REQUIRED WORK: Only the lines holding the string "Mirror" are needed; copy each of them from the data.

[Dataset entries]
+---+
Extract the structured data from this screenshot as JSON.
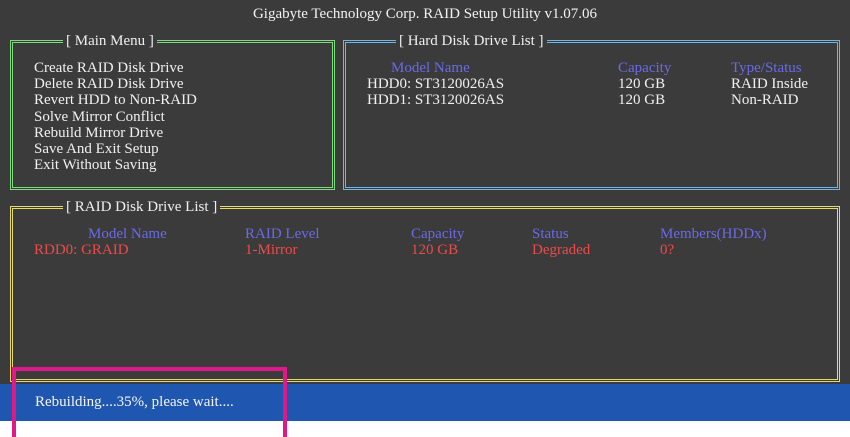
{
  "app": {
    "title": "Gigabyte Technology Corp.  RAID Setup Utility  v1.07.06"
  },
  "main_menu": {
    "title": "[ Main Menu ]",
    "items": [
      "Create RAID Disk Drive",
      "Delete RAID Disk Drive",
      "Revert HDD to Non-RAID",
      "Solve Mirror Conflict",
      "Rebuild Mirror Drive",
      "Save And Exit Setup",
      "Exit Without Saving"
    ]
  },
  "hdd_list": {
    "title": "[ Hard Disk Drive List ]",
    "headers": {
      "model": "Model Name",
      "capacity": "Capacity",
      "type": "Type/Status"
    },
    "rows": [
      {
        "model": "HDD0:  ST3120026AS",
        "capacity": "120 GB",
        "type": "RAID Inside"
      },
      {
        "model": "HDD1:  ST3120026AS",
        "capacity": "120 GB",
        "type": "Non-RAID"
      }
    ]
  },
  "raid_list": {
    "title": "[ RAID Disk Drive List ]",
    "headers": {
      "model": "Model Name",
      "level": "RAID Level",
      "capacity": "Capacity",
      "status": "Status",
      "members": "Members(HDDx)"
    },
    "rows": [
      {
        "model": "RDD0: GRAID",
        "level": "1-Mirror",
        "capacity": "120 GB",
        "status": "Degraded",
        "members": "0?"
      }
    ]
  },
  "status_bar": {
    "text": "Rebuilding....35%, please wait...."
  },
  "colors": {
    "background": "#3b3b3b",
    "main_menu_border": "#7fd97f",
    "hdd_border": "#6fb6e6",
    "raid_border": "#e6d96f",
    "header_text": "#6a6ae6",
    "raid_value_text": "#ee4a4a",
    "status_bar": "#1f57b0",
    "highlight": "#e0198a"
  }
}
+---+
ANSWER TO THIS EXERCISE:
      "Solve Mirror Conflict",
      "Rebuild Mirror Drive",
        "level": "1-Mirror",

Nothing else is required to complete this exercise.